Little boy, Bigheart
Five-year-old Brody Holmes pledges to save the polar bears
While many children are sitting in front of their computer screens or their game consoles, Brody Holmes of Shearstown, who just turned five years-of-age, has been reaching out to the community and his school to help the environment and try to save an endangered species.
Brody’s mom, Amanda Holmes, said his interest in helping animals and the ecosystem began after seeing a commercial on a popular youth television channel for “Earth Rangers.”
According to the website (www.earthrangers.org) the Earth Rangers, also known as the Kid’s Conservation Organization, is a not-for-profit group from Ontario that promotes environmental awareness and the sustainability of ecosystems.
After some research, and significant influence from Brody, Amanda agreed for him to sign up for the Earth Rangers project “bring back the wild.” It involves picking an endangered animal and fundraising through ecofriendly initiatives to help conserve their habitat.

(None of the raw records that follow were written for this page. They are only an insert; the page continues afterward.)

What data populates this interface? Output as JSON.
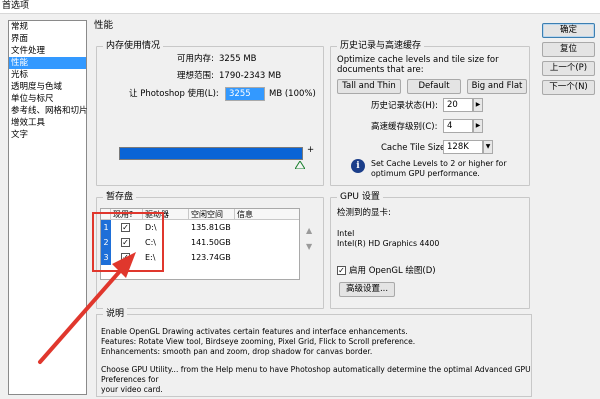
{
  "window": {
    "title": "首选项"
  },
  "nav": {
    "items": [
      {
        "label": "常规"
      },
      {
        "label": "界面"
      },
      {
        "label": "文件处理"
      },
      {
        "label": "性能",
        "selected": true
      },
      {
        "label": "光标"
      },
      {
        "label": "透明度与色域"
      },
      {
        "label": "单位与标尺"
      },
      {
        "label": "参考线、网格和切片"
      },
      {
        "label": "增效工具"
      },
      {
        "label": "文字"
      }
    ]
  },
  "page": {
    "title": "性能"
  },
  "memory": {
    "group_title": "内存使用情况",
    "available_label": "可用内存:",
    "available_value": "3255 MB",
    "ideal_label": "理想范围:",
    "ideal_value": "1790-2343 MB",
    "let_ps_use_label": "让 Photoshop 使用(L):",
    "let_ps_use_value": "3255",
    "let_ps_use_suffix": "MB (100%)",
    "slider_min": "-",
    "slider_max": "+",
    "usage_fraction": 1.0
  },
  "history": {
    "group_title": "历史记录与高速缓存",
    "description": "Optimize cache levels and tile size for documents that are:",
    "preset_buttons": [
      "Tall and Thin",
      "Default",
      "Big and Flat"
    ],
    "history_states_label": "历史记录状态(H):",
    "history_states_value": "20",
    "cache_levels_label": "高速缓存级别(C):",
    "cache_levels_value": "4",
    "tile_size_label": "Cache Tile Size:",
    "tile_size_value": "128K",
    "tip": "Set Cache Levels to 2 or higher for optimum GPU performance."
  },
  "scratch": {
    "group_title": "暂存盘",
    "columns": [
      "现用?",
      "驱动器",
      "空闲空间",
      "信息"
    ],
    "rows": [
      {
        "index": "1",
        "active": true,
        "drive": "D:\\",
        "free": "135.81GB",
        "info": ""
      },
      {
        "index": "2",
        "active": true,
        "drive": "C:\\",
        "free": "141.50GB",
        "info": ""
      },
      {
        "index": "3",
        "active": true,
        "drive": "E:\\",
        "free": "123.74GB",
        "info": ""
      }
    ]
  },
  "gpu": {
    "group_title": "GPU 设置",
    "detected_label": "检测到的显卡:",
    "vendor": "Intel",
    "model": "Intel(R) HD Graphics 4400",
    "enable_label": "启用 OpenGL 绘图(D)",
    "enable_checked": true,
    "advanced_button": "高级设置..."
  },
  "description": {
    "group_title": "说明",
    "lines": [
      "Enable OpenGL Drawing activates certain features and interface enhancements.",
      "Features: Rotate View tool, Birdseye zooming, Pixel Grid, Flick to Scroll preference.",
      "Enhancements: smooth pan and zoom, drop shadow for canvas border.",
      "",
      "Choose GPU Utility... from the Help menu to have Photoshop automatically determine the optimal Advanced GPU Preferences for",
      "your video card."
    ]
  },
  "buttons": {
    "ok": "确定",
    "reset": "复位",
    "prev": "上一个(P)",
    "next": "下一个(N)"
  },
  "icons": {
    "info": "info-icon",
    "spin_right": "spin-right-icon",
    "dropdown": "chevron-down-icon",
    "move_up": "move-up-icon",
    "move_down": "move-down-icon",
    "annotation_arrow": "red-arrow"
  },
  "colors": {
    "selection": "#3399ff",
    "bar": "#0a64d6",
    "annotation": "#e0372d"
  }
}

Brody chose the polar bear because it was his favourite animal, he told The Compass recently.
His teacher at the Academy for Mathematics and English, Lori Boone, is one of his biggest supporters.
“When (Brody) came to school he told me all about polar bears, how he loved them and wanted to save them,” she exclaimed. “Because Earth Day was April 22, I decided we would incorporate an earth theme at school.”

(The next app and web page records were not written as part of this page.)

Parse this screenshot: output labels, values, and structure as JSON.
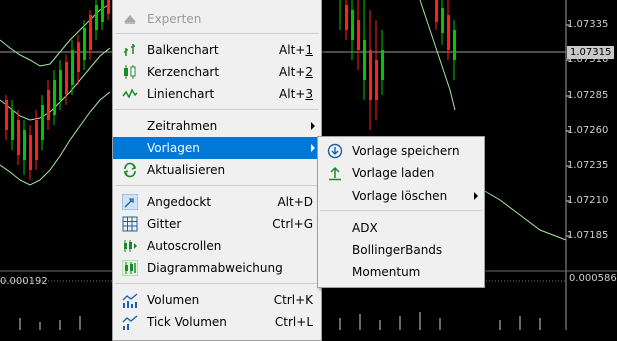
{
  "axis": {
    "prices": [
      "1.07335",
      "1.07310",
      "1.07285",
      "1.07260",
      "1.07235",
      "1.07210",
      "1.07185"
    ],
    "current_price": "1.07315",
    "indicator_right": "0.000586",
    "indicator_left": "0.000192"
  },
  "colors": {
    "bull": "#00c800",
    "bear": "#ff2020",
    "band": "#a8e8a0",
    "highlight": "#0078d7"
  },
  "context_menu": {
    "items": [
      {
        "label": "Experten",
        "icon": "expert-hat-icon",
        "disabled": true
      },
      {
        "label": "Balkenchart",
        "shortcut_prefix": "Alt+",
        "shortcut_key": "1",
        "icon": "bar-chart-icon"
      },
      {
        "label": "Kerzenchart",
        "shortcut_prefix": "Alt+",
        "shortcut_key": "2",
        "icon": "candlestick-icon"
      },
      {
        "label": "Linienchart",
        "shortcut_prefix": "Alt+",
        "shortcut_key": "3",
        "icon": "line-chart-icon"
      },
      {
        "label": "Zeitrahmen"
      },
      {
        "label": "Vorlagen"
      },
      {
        "label": "Aktualisieren",
        "icon": "refresh-icon"
      },
      {
        "label": "Angedockt",
        "shortcut": "Alt+D",
        "icon": "pin-icon"
      },
      {
        "label": "Gitter",
        "shortcut": "Ctrl+G",
        "icon": "grid-icon"
      },
      {
        "label": "Autoscrollen",
        "icon": "autoscroll-icon"
      },
      {
        "label": "Diagrammabweichung",
        "icon": "chart-shift-icon"
      },
      {
        "label": "Volumen",
        "shortcut": "Ctrl+K",
        "icon": "volume-icon"
      },
      {
        "label": "Tick Volumen",
        "shortcut": "Ctrl+L",
        "icon": "tick-volume-icon"
      }
    ]
  },
  "submenu": {
    "items": [
      {
        "label": "Vorlage speichern",
        "icon": "save-template-icon"
      },
      {
        "label": "Vorlage laden",
        "icon": "load-template-icon"
      },
      {
        "label": "Vorlage löschen"
      },
      {
        "label": "ADX"
      },
      {
        "label": "BollingerBands"
      },
      {
        "label": "Momentum"
      }
    ]
  }
}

For the entire month of April, Lori taught the children in Brody’s class about earth-friendly initiatives like riding their bikes and turning off the television when leaving a room.

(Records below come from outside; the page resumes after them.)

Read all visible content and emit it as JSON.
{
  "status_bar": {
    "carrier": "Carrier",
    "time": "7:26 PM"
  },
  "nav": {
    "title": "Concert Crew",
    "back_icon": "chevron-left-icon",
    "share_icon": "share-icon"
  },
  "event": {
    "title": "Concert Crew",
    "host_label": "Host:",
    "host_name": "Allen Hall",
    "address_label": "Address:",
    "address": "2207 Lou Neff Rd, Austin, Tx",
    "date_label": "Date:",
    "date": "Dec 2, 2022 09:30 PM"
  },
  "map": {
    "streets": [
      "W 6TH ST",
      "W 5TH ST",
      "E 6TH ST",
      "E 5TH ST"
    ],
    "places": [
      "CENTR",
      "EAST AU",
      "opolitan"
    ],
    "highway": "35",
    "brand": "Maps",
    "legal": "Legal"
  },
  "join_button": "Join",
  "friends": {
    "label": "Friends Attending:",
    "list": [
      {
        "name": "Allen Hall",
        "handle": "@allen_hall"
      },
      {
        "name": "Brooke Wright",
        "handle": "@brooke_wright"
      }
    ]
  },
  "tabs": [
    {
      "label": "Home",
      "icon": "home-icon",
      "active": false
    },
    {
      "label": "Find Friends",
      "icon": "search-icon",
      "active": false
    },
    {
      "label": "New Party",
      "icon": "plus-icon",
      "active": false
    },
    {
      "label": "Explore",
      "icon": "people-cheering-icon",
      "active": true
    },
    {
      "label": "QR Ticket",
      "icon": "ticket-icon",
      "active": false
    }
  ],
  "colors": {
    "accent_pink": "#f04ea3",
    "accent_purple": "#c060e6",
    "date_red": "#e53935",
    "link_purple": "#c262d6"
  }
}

Lori wanted to include the students in a way they would understand and get excited, so she found songs, crafts, stories and games that included the polar bear so it would be age appropriate for three- and fouryear-olds.
They also learned about the importance of recycling, which was a very important part of Brody’s fundraising campaign.
Amanda set up an account with the recycling depot in Bay Roberts and anyone who wanted to donate to his cause could drop off recyclables, and the money would go to the organization.
On April 23, the school hosted a “recycling blitz” for Brody where 12 students and three adults brought their own recyclables from home.
Amanda and her husband, Christopher, bought a cake shaped like a polar bear for the school to celebrate the occasion.
While Lori brought out the cake, the students were cheering, “Save the polar bears.”
Brody collected 17 full bags of recyclables at the school, surpassing his objective of 300 bottles and cans. Understanding the cause The school’s owner and operator, Karen Attwood, along with his teacher, said Brody has been a student at the academy since he was two, and they have seen him grow from a shy little boy into a passionate, understanding child.
Brody really does understand his initiative, and demonstrated it by telling his friends at school the reason why the polar bears are in trouble.
“Polar bears live on the ice. The ice is melting and they can’t stay,” he explained, mentioning they make their way into communities searching for food. “That can be dangerous.”
Amanda said she would continue to support him in his fundraising efforts as long as he is passionate about it, adding the hard work that has gone into it so far has paid off.
The money raised with a bingo event and a previous recycling drive has surpassed Brody’s $250 goal by almost $1,000.
Continuing Brody’s dream
Lori said the students in Brody’s class were very responsive to the saving the earth cause, and were very involved in all activities she planned, especially “polar bear day,” a day she created to support Brody’s endeavour where the kids dressed in white and made polar bear masks. The school hopes to grow the event. “I think we are going to continue with this each year, find out which animal is being sponsored, and continue it forward with the academy,” she suggested.
Fifty per cent of the funds raised goes towards protecting animal habitats across Canada and the other 50 per cent supports educational programs to teach more kids about the crisis facing wild animals and their depleting ecosystems.